Are you a landlord of a private rental property? If you are you need to be aware of The Electrical Safety Standards in the Private Rented Sector (England) Regulations 2020, that came into force on 1st June this year.
This legislation makes Electrical Installation Condition Reports (EICRs) mandatory for all private rented dwellings in England from 1st July 2020 for new tenancies. For existing tenancies, they are required from the 1st April 2021. It is vital private landlords, letting agents and contractors undertaking the reports are aware of the Regulations to ensure they comply with all the requirements.
For landlords, you need to understand what is required to fully understand what is required of you. There have been cases of landlords being told to make changes due to the new regulations that are actually not needed.
What is an EICR?
Under the new rules all dwellings will require a suitable and satisfactory EICR at intervals of no more than five years. The landlord must provide copies of the report to any tenant. A new report is not required every time a tenant changes, providing the existing report is still in date and satisfactory. The landlord must retain copies of the report to provide to the next contractor undertaking an EICR and, if requested, supply copies to the local housing authority within 7 days.
Any items that are found to be;
• immediately dangerous, classed as C1
• potentially dangerous, classed as C2
• requiring further investigation classed as FI
will result in an unsatisfactory report and will need to be rectified within 28 days. If an item is classed as C3 this means that improvement is recommended but is not required.
What are the rules regarding plug sockets?

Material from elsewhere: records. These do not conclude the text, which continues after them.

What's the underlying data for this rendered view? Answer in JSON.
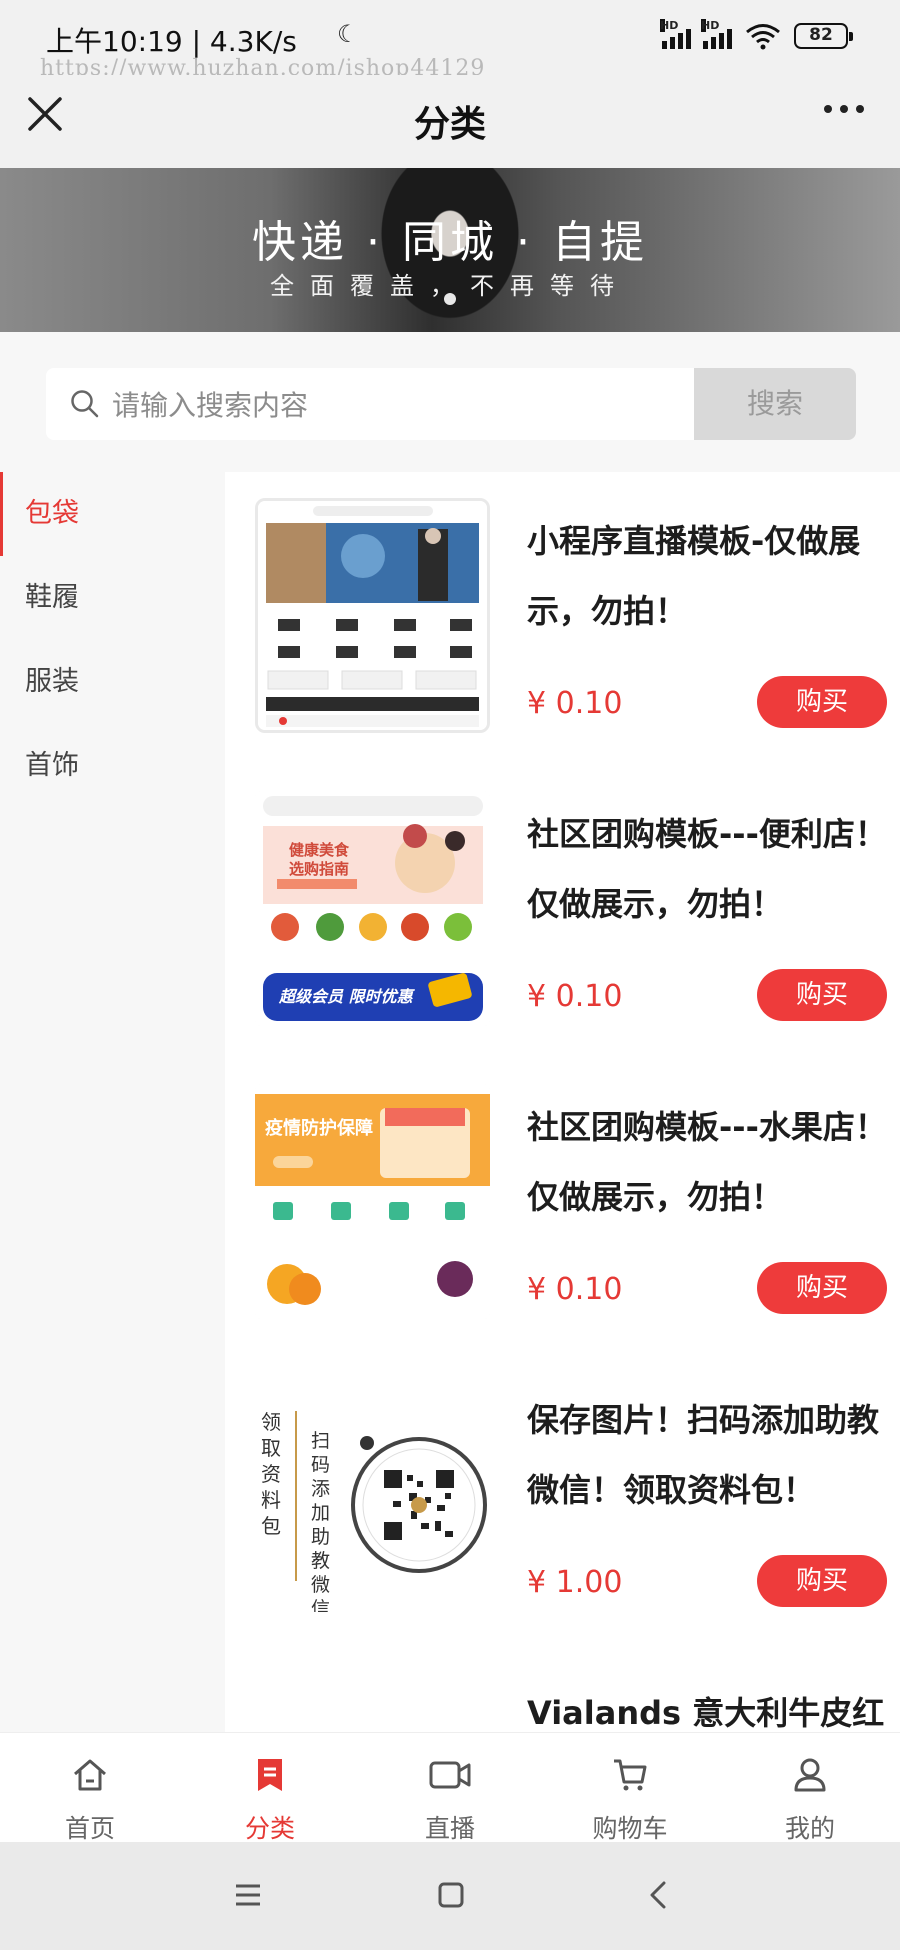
{
  "status_bar": {
    "time_speed": "上午10:19 | 4.3K/s",
    "watermark": "https://www.huzhan.com/ishop44129",
    "battery": "82"
  },
  "header": {
    "title": "分类"
  },
  "banner": {
    "title": "快递 · 同城 · 自提",
    "subtitle": "全面覆盖，不再等待"
  },
  "search": {
    "placeholder": "请输入搜索内容",
    "button_label": "搜索"
  },
  "sidebar": {
    "items": [
      {
        "label": "包袋"
      },
      {
        "label": "鞋履"
      },
      {
        "label": "服装"
      },
      {
        "label": "首饰"
      }
    ]
  },
  "products": [
    {
      "name": "小程序直播模板-仅做展示，勿拍！",
      "price": "¥ 0.10",
      "buy": "购买"
    },
    {
      "name": "社区团购模板---便利店！仅做展示，勿拍！",
      "price": "¥ 0.10",
      "buy": "购买"
    },
    {
      "name": "社区团购模板---水果店！仅做展示，勿拍！",
      "price": "¥ 0.10",
      "buy": "购买"
    },
    {
      "name": "保存图片！扫码添加助教微信！领取资料包！",
      "price": "¥ 1.00",
      "buy": "购买"
    },
    {
      "name": "Vialands 意大利牛皮红"
    }
  ],
  "thumb_text": {
    "p2_banner": "健康美食 选购指南",
    "p2_vip": "超级会员 限时优惠",
    "p3_banner": "疫情防护保障",
    "p4_left": "领取资料包",
    "p4_mid": "扫码添加助教微信"
  },
  "tabbar": {
    "items": [
      {
        "label": "首页"
      },
      {
        "label": "分类"
      },
      {
        "label": "直播"
      },
      {
        "label": "购物车"
      },
      {
        "label": "我的"
      }
    ]
  },
  "colors": {
    "accent": "#e53935",
    "buy_button": "#ee3b3b"
  }
}
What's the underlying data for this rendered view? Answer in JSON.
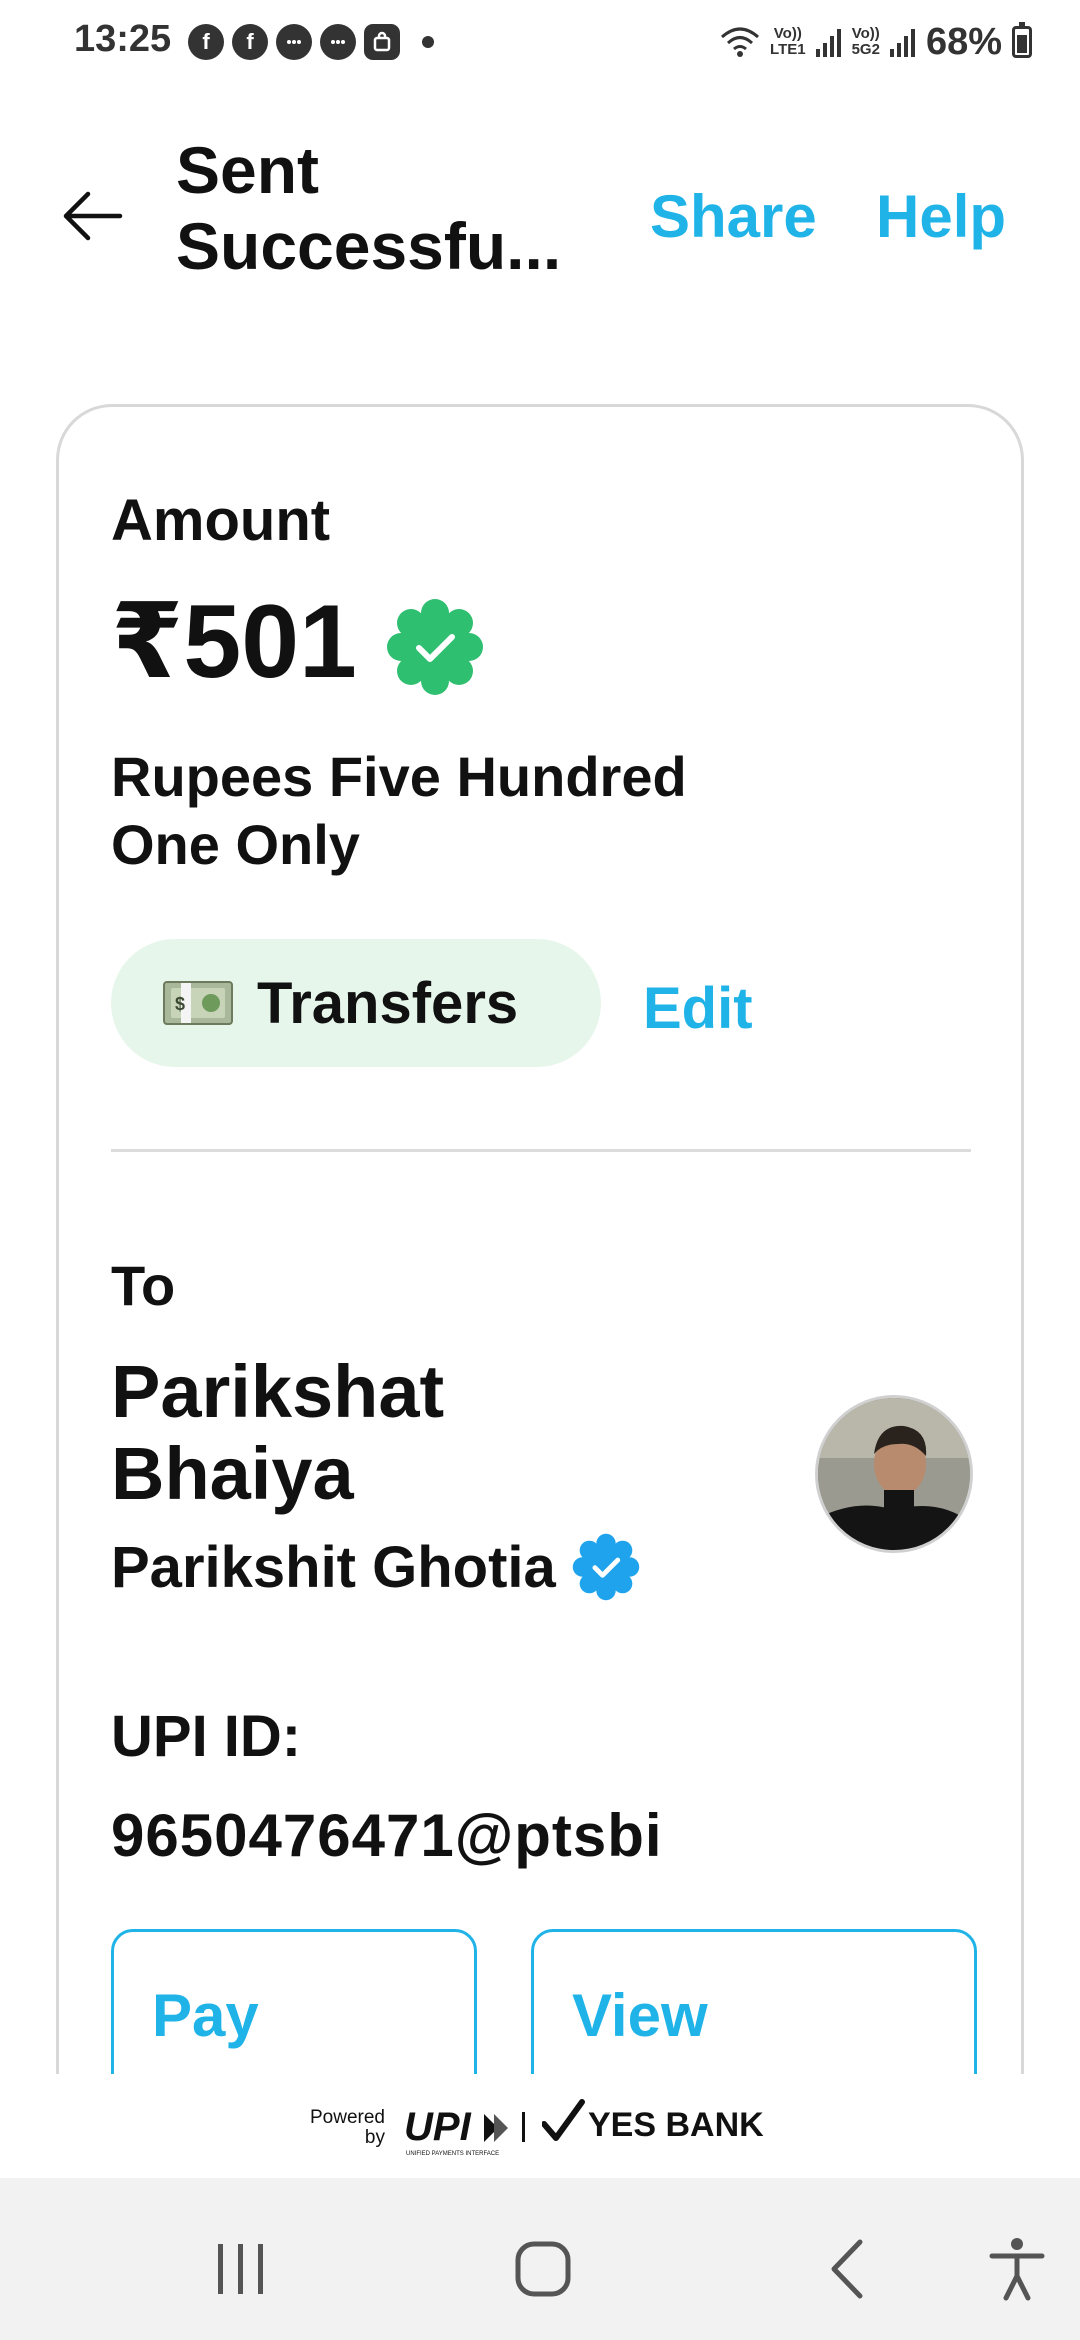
{
  "status_bar": {
    "time": "13:25",
    "network_1_top": "Vo))",
    "network_1_bottom": "LTE1",
    "network_2_top": "Vo))",
    "network_2_bottom": "5G2",
    "battery": "68%",
    "battery_level": 0.68,
    "notification_icons": [
      "facebook-icon",
      "facebook-icon",
      "messenger-icon",
      "chat-icon",
      "shopping-bag-icon"
    ]
  },
  "header": {
    "title_line1": "Sent",
    "title_line2": "Successfu...",
    "share_label": "Share",
    "help_label": "Help"
  },
  "amount": {
    "label": "Amount",
    "value": "₹501",
    "in_words_line1": "Rupees Five Hundred",
    "in_words_line2": "One Only"
  },
  "category": {
    "label": "Transfers",
    "edit_label": "Edit"
  },
  "recipient": {
    "to_label": "To",
    "name_line1": "Parikshat",
    "name_line2": "Bhaiya",
    "legal_name": "Parikshit Ghotia",
    "upi_label": "UPI ID:",
    "upi_id": "9650476471@ptsbi"
  },
  "actions": {
    "pay_again": "Pay",
    "view_history": "View"
  },
  "footer": {
    "powered_line1": "Powered",
    "powered_line2": "by",
    "upi_text": "UPI",
    "bank_name": "YES BANK"
  },
  "colors": {
    "accent": "#1fb3e8",
    "success_green": "#2fbf71",
    "chip_bg": "#e6f6ea"
  }
}
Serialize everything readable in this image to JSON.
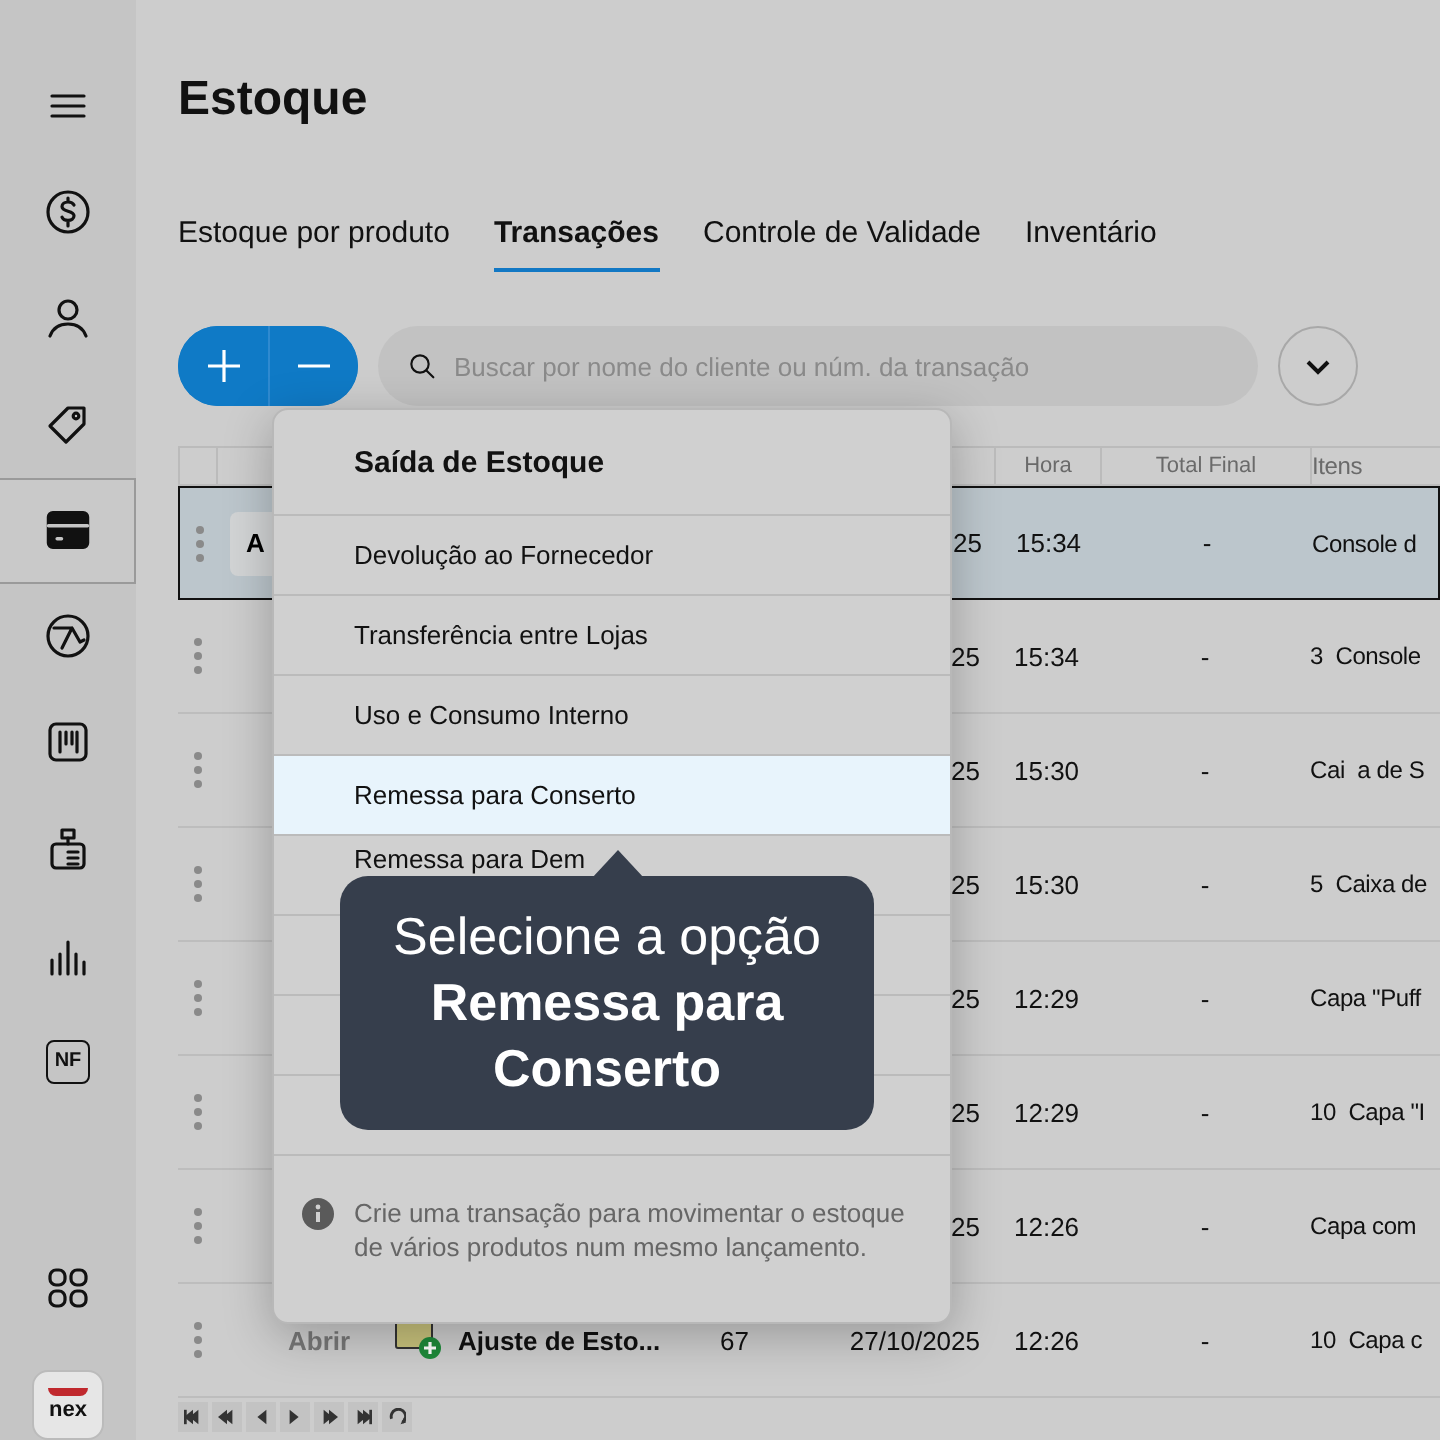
{
  "sidebar": {
    "items": [
      {
        "selected": false
      },
      {
        "selected": false
      },
      {
        "selected": false
      },
      {
        "selected": false
      },
      {
        "selected": true
      },
      {
        "selected": false
      },
      {
        "selected": false
      },
      {
        "selected": false
      },
      {
        "selected": false
      },
      {
        "selected": false,
        "label": "NF"
      },
      {
        "selected": false
      }
    ],
    "logo": "nex"
  },
  "title": "Estoque",
  "tabs": [
    {
      "label": "Estoque por produto",
      "selected": false
    },
    {
      "label": "Transações",
      "selected": true
    },
    {
      "label": "Controle de Validade",
      "selected": false
    },
    {
      "label": "Inventário",
      "selected": false
    }
  ],
  "search": {
    "placeholder": "Buscar por nome do cliente ou núm. da transação"
  },
  "table": {
    "columns": {
      "time": "Hora",
      "total": "Total Final",
      "items": "Itens"
    },
    "rows": [
      {
        "selected": true,
        "open": "A",
        "date": "25",
        "time": "15:34",
        "total": "-",
        "items": "Console d"
      },
      {
        "selected": false,
        "date": "25",
        "time": "15:34",
        "total": "-",
        "items": "3  Console"
      },
      {
        "selected": false,
        "date": "25",
        "time": "15:30",
        "total": "-",
        "items": "Cai  a de S"
      },
      {
        "selected": false,
        "date": "25",
        "time": "15:30",
        "total": "-",
        "items": "5  Caixa de"
      },
      {
        "selected": false,
        "date": "25",
        "time": "12:29",
        "total": "-",
        "items": "Capa \"Puff"
      },
      {
        "selected": false,
        "date": "25",
        "time": "12:29",
        "total": "-",
        "items": "10  Capa \"I"
      },
      {
        "selected": false,
        "date": "25",
        "time": "12:26",
        "total": "-",
        "items": "Capa com"
      },
      {
        "selected": false,
        "open": "Abrir",
        "type": "Ajuste de Esto...",
        "number": "67",
        "date": "27/10/2025",
        "time": "12:26",
        "total": "-",
        "items": "10  Capa c"
      }
    ]
  },
  "menu": {
    "title": "Saída de Estoque",
    "items": [
      {
        "label": "Devolução ao Fornecedor",
        "selected": false
      },
      {
        "label": "Transferência entre Lojas",
        "selected": false
      },
      {
        "label": "Uso e Consumo Interno",
        "selected": false
      },
      {
        "label": "Remessa para Conserto",
        "selected": true
      },
      {
        "label": "Remessa para Dem",
        "selected": false
      }
    ],
    "info": "Crie uma transação para movimentar o estoque de vários produtos num mesmo lançamento."
  },
  "tooltip": "Selecione a opção **Remessa para Conserto**"
}
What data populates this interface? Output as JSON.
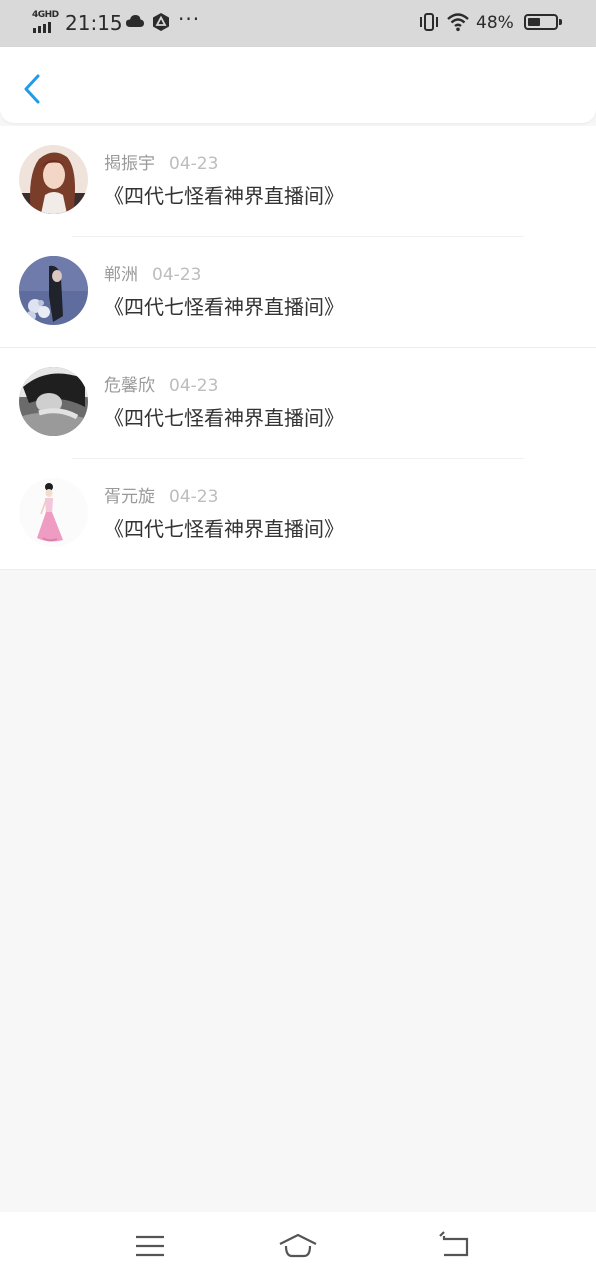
{
  "status_bar": {
    "network": "4GHD",
    "time": "21:15",
    "more": "···",
    "battery_percent": "48%",
    "battery_level": 0.48
  },
  "header": {
    "accent_color": "#1e9be9"
  },
  "list": {
    "items": [
      {
        "name": "揭振宇",
        "date": "04-23",
        "title": "《四代七怪看神界直播间》"
      },
      {
        "name": "郸洲",
        "date": "04-23",
        "title": "《四代七怪看神界直播间》"
      },
      {
        "name": "危馨欣",
        "date": "04-23",
        "title": "《四代七怪看神界直播间》"
      },
      {
        "name": "胥元旋",
        "date": "04-23",
        "title": "《四代七怪看神界直播间》"
      }
    ]
  }
}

We have heard of some companies telling landlords that any plug sockets that don’t have switches need to be replaced with switched versions under the new regulations. However, this is not true. Plugs and sockets must comply with British Standard 1363 but this standard allows for both switched and unswitched sockets. As long as the sockets are compliant with BS1363 and are not damaged, impaired or faulty in any way and pass the required testing there is no need to replace this type of socket.
You also don’t have to change the height of your plug sockets to comply with Part-M of the Building Regulations. Under these regulations’ sockets are required to be higher up the wall and light switches lower down to make them more accessible to people with access issues. This regulation only applies to new buildings however, so if your property was built before 2004 you do not have to comply with it, even if you extend the property or rewire.
Do I need a metal consumer unit to be compliant with the new regulations?
Again, there has been conflicting information provided to landlords regarding this part of the changes. Metal Consumer units have actually been a requirement for new installations since 1st January 2016 with the introduction of Amendment 3 to the 17th edition of the wiring regulations.
Some landlords are being told as part of the ECIR that they need a new metal consumer unit to pass. However, there isn’t a requirement to fit a metal consumer unit if the plastic unit is still safe.
A consumer unit may need replacing for other reasons but any modern board which has RCDs for most circuits will not need replacing just because it is plastic.
What are the rules regarding fuse boxes?
If you have an old rewireable fuse box it doesn’t have to be replaced with the modern equivalent with circuit breakers unless there is a good reason, such as damage to the hardware. It may be wise to upgrade to a newer unit to provide a better level of protection but it doesn’t have to be done for you to be complaint with the new regulations.
In addition, if your fuse box does not have RCD protection it does not automatically need to be replaced. Additions or alterations would be required if they serve certain locations such as a bathroom. If you are told you have to upgrade your entire fuse box to an RCD protected consumer unit then this isn’t true. As long as the original installation complied with the standards at the time of fitting and is deemed safe then a replacement is not required. If RCD protection is required, for example if you are installing a new electric shower, then it is possible to install an RCD/RCBO just for the new circuit rather than having to upgrade the whole fuse box.
The regulations do not require you to retrofit these items but it might be in your best interests to update them for safety reasons.
Who can complete any work needed?
The legislation requires a qualified person to carry out the reports and defines this as someone:
‘Competent to undertake the inspection and testing required and any further investigative or remedial work in accordance with the electrical safety standards.’
Landlords should ensure that any contractor they use to undertake the EICR is suitably skilled and knowledgeable in that area or work.
What happens if I don’t get an EICR?
Failure to comply will be costly. The local authority can impose fines of up to £30,000 on a landlord in breach of the legislation. It also has the power, once a remedial notice has been served and the tenant has consented, to enter the premises, undertake the work related to the remedial notice and recover the costs from the landlord.
You can read the full guidelines here https://www.gov.uk/government/publications/electrical-safety-standards-in-the-private-rented-sector-guidance-for-landlords-tenants-and-local-authorities/guide-for-landlords-electrical-safety-standards-in-the-private-rented-sector
How can Equiptest help me?
With all the changes that are happening and the complicated times we are living through it is now more important than ever to find reliable electrical help. We pride ourselves on understanding all the regulations and use our judgement to give you the best advice. We will always let you know what work is required as well as suggestions for improvements.
Contact us to find out more.